And while they certainly, in the words of Patrick Henry, “made the most” of their treason, the idea that they would establish the most free and powerful nation in the history of mankind was not the most likely outcome.
So in singling out these 7 men in standing out as badasses (and I am sure some of you will find a more worthy nominee or two that I should have thought of, so please feel free to enlighten me in the Comments section), I am not minimizing the notion that Ben Franklin was right — that they could most certainly “all hang separately” whether they all hung together as he urged them, or not.
However some men risked just a bit more, courted danger a little more closely, and were just a bit more reckless with their lives or fortunes. Here are 7 of them, and on this Independence Day, I hope I do these Founding Badasses justice.
7. Henry Laurens
Veteran Indian fighter Henry Laurens from the Cherokee campaign of the French and Indian War was a bit too old to serve in the Continental Army during the Revolution, but that didn’t stop him from being the only American to be imprisoned in the infamous Tower of London.
After that war, Laurens became a very wealthy rice planter, and was a continuously elected member of the South Carolina Assembly. Like most of the eventual revolutionaries, Laurens favored reconciliation with the Crown, even while advocating for more freedom for the colonists.
He became a prominent member of South Carolina’s revolutionary government, was elected to the Continental Congress, and eventually succeeded John Hancock as the president of the Revolution’s governing body.
Meanwhile Henry’s son John was making a name for himself as a soldier in the Continental Army. John vociferously argued that slavery was anathema to the fledgling nation’s rhetoric about liberty, and was granted permission to offer South Carolina’s slaves freedom in exchange for military service.

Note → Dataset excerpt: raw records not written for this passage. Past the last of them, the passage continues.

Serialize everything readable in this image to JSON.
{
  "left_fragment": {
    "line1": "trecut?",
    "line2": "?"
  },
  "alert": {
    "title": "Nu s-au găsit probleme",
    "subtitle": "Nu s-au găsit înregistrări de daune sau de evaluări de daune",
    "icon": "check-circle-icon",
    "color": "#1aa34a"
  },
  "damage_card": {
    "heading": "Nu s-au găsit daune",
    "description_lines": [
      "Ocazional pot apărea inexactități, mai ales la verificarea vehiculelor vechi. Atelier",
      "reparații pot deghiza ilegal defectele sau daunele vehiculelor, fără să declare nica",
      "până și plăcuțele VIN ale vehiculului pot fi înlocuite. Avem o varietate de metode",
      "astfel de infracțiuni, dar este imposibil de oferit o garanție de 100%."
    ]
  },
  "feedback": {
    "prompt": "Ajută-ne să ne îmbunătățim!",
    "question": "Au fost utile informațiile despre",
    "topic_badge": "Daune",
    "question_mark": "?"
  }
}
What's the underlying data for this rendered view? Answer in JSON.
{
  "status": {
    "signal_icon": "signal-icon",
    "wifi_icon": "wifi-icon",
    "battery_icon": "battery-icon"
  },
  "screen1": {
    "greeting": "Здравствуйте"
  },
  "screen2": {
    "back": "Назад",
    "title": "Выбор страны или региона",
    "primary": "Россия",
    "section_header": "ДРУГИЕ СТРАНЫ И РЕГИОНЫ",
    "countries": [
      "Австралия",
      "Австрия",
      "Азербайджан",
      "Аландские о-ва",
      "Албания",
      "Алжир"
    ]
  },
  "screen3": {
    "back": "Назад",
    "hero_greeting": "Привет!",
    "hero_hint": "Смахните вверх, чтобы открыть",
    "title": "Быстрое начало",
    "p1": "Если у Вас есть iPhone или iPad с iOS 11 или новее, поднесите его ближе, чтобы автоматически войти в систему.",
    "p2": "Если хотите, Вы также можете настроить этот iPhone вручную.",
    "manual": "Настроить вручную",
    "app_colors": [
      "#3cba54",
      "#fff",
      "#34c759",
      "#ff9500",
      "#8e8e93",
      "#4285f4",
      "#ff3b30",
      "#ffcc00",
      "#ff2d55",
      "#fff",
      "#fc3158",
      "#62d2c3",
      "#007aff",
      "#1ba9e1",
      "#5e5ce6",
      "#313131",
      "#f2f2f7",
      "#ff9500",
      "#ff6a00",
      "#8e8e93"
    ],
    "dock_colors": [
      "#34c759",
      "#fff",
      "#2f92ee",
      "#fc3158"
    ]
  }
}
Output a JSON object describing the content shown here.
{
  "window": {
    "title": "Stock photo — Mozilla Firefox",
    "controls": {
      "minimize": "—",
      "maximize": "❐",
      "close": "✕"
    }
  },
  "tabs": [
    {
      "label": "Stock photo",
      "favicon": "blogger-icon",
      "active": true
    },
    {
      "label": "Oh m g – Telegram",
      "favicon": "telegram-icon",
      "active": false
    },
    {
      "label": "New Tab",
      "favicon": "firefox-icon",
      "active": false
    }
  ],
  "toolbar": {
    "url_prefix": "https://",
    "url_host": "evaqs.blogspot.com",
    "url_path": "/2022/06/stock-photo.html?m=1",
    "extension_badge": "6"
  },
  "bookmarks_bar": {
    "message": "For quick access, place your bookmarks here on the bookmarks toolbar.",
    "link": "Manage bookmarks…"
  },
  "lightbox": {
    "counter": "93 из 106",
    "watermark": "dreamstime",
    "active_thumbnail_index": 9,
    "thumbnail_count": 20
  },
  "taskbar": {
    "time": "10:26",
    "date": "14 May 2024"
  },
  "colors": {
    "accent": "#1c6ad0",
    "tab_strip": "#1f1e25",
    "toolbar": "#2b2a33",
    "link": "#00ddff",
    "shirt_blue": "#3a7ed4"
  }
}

He was vigorously opposed by Governor Rutledge, who was not quite as fierce in his defense of Charleston from the British. When Rutledge tried to surrender, John Laurens took on the defense of Charleston and repulsed the British forces.
Shortly thereafter, he was captured by the British and shipped to Philadelphia, just as his father Henry was leaving that city for a secret mission to convince the Netherlands to help the American cause financially. Henry’s diplomatic mission was successful, but he was himself captured by the British on his second voyage to Amsterdam and tossed into the abysmal conditions of the Tower.
Eventually both Laurens were freed in prisoner exchanges (Henry for Lord Cornwallis himself), and, undaunted, John went back to fighting Redcoats and Henry back to get money from the Dutch. John was killed in a skirmish late in the war in 1782; but his father honored his principles by manumitting all 260 of their slaves after the war.